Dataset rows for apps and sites
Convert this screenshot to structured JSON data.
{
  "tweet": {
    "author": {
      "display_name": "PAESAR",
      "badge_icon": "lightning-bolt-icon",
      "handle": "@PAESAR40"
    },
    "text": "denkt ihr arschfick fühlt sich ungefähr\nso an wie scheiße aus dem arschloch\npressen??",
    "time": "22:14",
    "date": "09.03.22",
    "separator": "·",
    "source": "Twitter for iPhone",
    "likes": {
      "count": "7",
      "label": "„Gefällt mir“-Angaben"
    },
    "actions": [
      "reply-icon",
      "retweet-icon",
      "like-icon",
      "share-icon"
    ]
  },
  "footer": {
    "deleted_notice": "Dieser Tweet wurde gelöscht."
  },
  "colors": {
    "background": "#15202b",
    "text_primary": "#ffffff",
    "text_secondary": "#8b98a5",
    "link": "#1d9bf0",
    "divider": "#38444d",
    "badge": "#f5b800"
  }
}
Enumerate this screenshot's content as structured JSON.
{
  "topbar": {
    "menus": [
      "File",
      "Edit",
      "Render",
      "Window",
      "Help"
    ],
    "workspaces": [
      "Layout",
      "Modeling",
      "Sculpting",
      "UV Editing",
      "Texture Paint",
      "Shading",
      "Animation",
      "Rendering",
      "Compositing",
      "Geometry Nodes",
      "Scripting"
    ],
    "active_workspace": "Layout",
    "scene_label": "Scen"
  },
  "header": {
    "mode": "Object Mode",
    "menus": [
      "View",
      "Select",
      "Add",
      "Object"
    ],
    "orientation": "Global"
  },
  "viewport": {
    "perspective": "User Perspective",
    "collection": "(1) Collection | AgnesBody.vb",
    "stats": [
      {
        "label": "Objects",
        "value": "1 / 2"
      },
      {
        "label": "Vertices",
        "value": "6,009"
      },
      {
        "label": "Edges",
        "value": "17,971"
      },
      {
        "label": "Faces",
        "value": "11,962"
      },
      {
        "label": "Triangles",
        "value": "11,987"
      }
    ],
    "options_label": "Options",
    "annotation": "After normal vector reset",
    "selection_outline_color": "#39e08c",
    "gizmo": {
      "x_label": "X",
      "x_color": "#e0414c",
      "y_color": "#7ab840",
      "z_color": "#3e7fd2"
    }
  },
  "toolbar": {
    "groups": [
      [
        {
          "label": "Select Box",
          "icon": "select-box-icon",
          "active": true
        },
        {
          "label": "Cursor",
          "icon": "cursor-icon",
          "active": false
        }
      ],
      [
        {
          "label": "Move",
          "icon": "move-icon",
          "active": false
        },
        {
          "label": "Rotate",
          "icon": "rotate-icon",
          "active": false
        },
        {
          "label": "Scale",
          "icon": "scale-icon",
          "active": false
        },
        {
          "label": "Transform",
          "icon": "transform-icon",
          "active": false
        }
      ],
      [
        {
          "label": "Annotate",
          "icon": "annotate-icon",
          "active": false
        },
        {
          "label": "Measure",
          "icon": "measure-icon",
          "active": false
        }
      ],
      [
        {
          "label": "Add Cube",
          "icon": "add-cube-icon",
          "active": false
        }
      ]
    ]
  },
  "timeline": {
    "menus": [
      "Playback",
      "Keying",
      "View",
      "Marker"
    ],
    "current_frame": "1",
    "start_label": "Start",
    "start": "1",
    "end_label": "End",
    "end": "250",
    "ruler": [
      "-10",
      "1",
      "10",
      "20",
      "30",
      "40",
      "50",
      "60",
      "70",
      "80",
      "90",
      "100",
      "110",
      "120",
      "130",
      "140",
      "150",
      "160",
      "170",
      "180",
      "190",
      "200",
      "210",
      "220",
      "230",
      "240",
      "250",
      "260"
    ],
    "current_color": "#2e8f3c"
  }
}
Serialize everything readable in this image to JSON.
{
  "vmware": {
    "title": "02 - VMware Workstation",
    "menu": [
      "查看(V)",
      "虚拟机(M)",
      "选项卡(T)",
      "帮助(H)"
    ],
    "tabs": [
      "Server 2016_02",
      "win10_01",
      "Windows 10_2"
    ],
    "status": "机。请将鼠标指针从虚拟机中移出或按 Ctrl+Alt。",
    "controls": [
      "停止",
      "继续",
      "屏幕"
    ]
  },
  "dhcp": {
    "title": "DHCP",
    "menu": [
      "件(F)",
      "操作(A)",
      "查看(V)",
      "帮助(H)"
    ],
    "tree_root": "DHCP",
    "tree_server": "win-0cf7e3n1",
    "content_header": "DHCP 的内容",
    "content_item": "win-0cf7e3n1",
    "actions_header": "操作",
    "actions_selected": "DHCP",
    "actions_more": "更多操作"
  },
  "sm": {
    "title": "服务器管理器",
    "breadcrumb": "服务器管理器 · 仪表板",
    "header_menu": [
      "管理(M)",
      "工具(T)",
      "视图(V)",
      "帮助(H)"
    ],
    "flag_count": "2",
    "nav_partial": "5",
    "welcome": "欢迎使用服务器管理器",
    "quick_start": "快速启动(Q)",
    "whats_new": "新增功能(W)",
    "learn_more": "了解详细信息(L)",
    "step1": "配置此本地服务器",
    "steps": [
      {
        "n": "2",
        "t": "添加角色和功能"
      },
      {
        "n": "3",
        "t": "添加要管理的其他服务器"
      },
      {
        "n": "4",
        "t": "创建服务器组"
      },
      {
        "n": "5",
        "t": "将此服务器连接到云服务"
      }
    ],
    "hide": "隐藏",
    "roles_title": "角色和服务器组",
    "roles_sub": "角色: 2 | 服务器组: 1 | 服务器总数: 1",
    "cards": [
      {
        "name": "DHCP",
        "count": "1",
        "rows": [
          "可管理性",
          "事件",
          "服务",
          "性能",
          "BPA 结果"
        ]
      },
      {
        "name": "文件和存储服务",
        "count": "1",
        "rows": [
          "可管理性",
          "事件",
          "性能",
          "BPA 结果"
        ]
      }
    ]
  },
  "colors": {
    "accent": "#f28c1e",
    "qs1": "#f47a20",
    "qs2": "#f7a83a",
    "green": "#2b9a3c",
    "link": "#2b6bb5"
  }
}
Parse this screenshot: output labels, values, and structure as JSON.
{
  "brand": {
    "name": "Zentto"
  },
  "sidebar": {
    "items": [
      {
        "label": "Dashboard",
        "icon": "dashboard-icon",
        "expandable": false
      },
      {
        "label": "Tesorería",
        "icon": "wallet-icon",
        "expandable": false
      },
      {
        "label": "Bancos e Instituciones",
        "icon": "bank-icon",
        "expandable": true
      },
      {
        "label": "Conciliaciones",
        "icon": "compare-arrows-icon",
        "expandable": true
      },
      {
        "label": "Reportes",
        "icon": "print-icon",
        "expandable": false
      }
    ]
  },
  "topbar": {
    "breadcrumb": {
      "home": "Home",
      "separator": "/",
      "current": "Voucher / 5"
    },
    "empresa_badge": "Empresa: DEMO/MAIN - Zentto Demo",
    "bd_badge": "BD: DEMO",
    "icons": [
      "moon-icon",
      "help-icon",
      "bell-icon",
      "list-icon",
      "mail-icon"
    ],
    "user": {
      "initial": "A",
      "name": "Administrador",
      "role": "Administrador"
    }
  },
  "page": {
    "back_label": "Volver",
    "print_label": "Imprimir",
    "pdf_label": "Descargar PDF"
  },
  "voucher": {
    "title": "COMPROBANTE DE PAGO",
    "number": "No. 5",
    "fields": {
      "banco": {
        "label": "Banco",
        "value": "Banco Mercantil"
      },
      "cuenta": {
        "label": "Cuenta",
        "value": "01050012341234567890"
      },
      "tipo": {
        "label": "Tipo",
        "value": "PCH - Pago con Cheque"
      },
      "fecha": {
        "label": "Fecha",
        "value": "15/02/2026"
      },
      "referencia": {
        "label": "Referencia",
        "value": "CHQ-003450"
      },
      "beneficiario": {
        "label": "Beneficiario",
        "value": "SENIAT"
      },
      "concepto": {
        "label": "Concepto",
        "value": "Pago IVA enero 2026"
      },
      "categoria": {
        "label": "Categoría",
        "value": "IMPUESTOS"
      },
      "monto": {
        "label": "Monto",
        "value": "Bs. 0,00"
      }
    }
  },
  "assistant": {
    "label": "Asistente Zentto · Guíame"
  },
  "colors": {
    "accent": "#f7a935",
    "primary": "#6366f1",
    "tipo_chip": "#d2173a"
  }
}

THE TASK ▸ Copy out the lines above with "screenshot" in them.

OUTPUT BELOW ▸
Convert this screenshot to structured JSON data.
Enumerate this screenshot's content as structured JSON.
Parse this screenshot: output labels, values, and structure as JSON.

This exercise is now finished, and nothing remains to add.